TO DO: Scan the following data for lines with "debugging" and state how many there are, as a number only.
=== LISTED ENTRIES ===
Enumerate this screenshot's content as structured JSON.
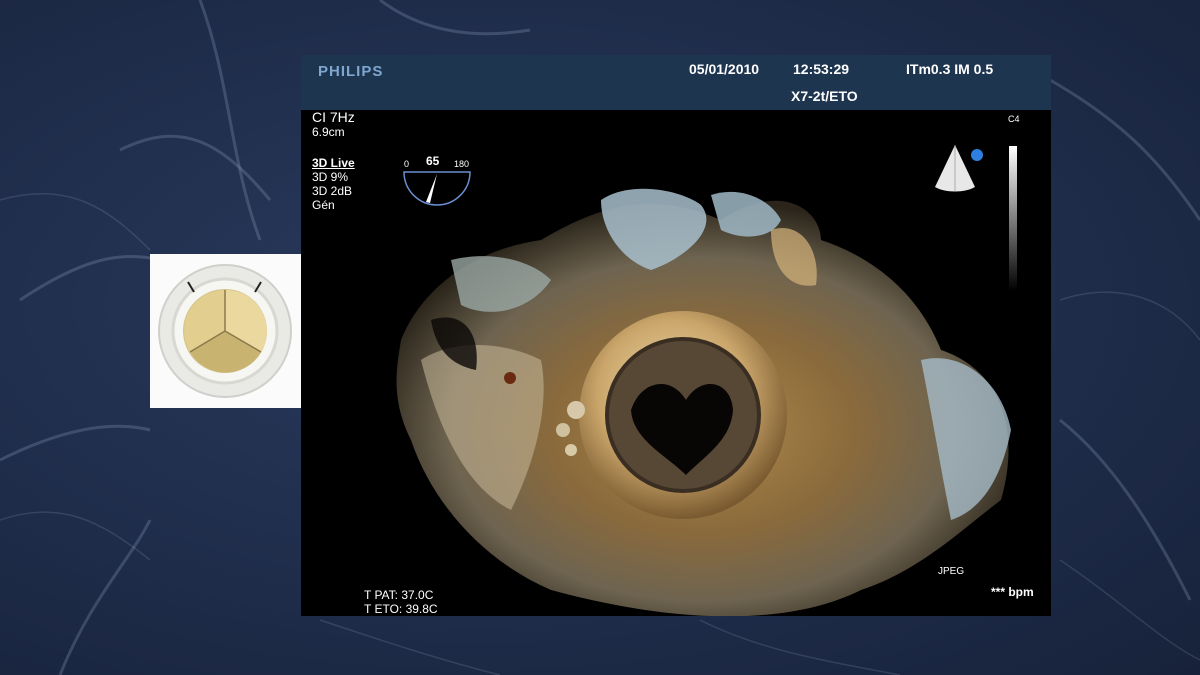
{
  "thumbnail": {
    "alt": "mechanical heart valve prosthesis"
  },
  "ultrasound": {
    "header": {
      "brand": "PHILIPS",
      "date": "05/01/2010",
      "time": "12:53:29",
      "indices": "ITm0.3  IM 0.5",
      "probe": "X7-2t/ETO"
    },
    "left_info": {
      "line1": "CI 7Hz",
      "line2": "6.9cm",
      "mode_title": "3D Live",
      "mode_line1": "3D  9%",
      "mode_line2": "3D  2dB",
      "mode_line3": "Gén"
    },
    "angle_gauge": {
      "min": "0",
      "value": "65",
      "max": "180"
    },
    "preset": "C4",
    "format": "JPEG",
    "heart_rate": "*** bpm",
    "temperatures": {
      "patient": "T PAT: 37.0C",
      "probe": "T ETO: 39.8C"
    }
  },
  "colors": {
    "header_bg": "#1e3550",
    "brand": "#7ea6cf",
    "background": "#1f2d4b"
  }
}
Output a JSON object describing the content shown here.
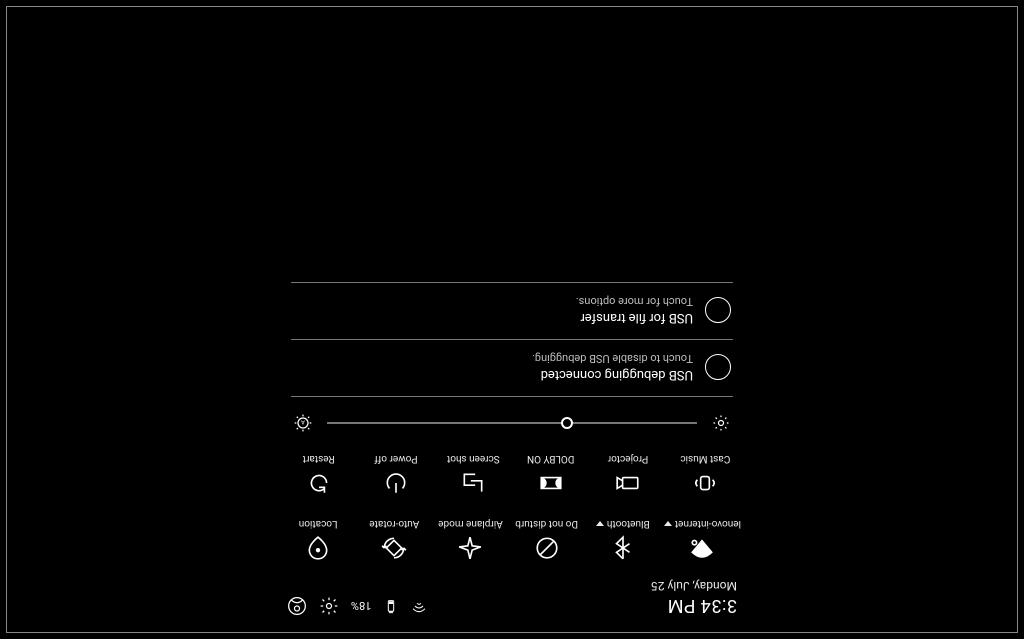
{
  "header": {
    "time": "3:34 PM",
    "date": "Monday, July 25",
    "battery": "18%"
  },
  "tiles_row1": [
    {
      "id": "wifi",
      "label": "lenovo-internet",
      "caret": true
    },
    {
      "id": "bluetooth",
      "label": "Bluetooth",
      "caret": true
    },
    {
      "id": "dnd",
      "label": "Do not disturb",
      "caret": false
    },
    {
      "id": "airplane",
      "label": "Airplane mode",
      "caret": false
    },
    {
      "id": "autorotate",
      "label": "Auto-rotate",
      "caret": false
    },
    {
      "id": "location",
      "label": "Location",
      "caret": false
    }
  ],
  "tiles_row2": [
    {
      "id": "castmusic",
      "label": "Cast Music",
      "caret": false
    },
    {
      "id": "projector",
      "label": "Projector",
      "caret": false
    },
    {
      "id": "dolby",
      "label": "DOLBY ON",
      "caret": false
    },
    {
      "id": "screenshot",
      "label": "Screen shot",
      "caret": false
    },
    {
      "id": "poweroff",
      "label": "Power off",
      "caret": false
    },
    {
      "id": "restart",
      "label": "Restart",
      "caret": false
    }
  ],
  "brightness": {
    "percent": 35
  },
  "notifications": [
    {
      "title": "USB debugging connected",
      "sub": "Touch to disable USB debugging."
    },
    {
      "title": "USB for file transfer",
      "sub": "Touch for more options."
    }
  ]
}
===
RESULT: 2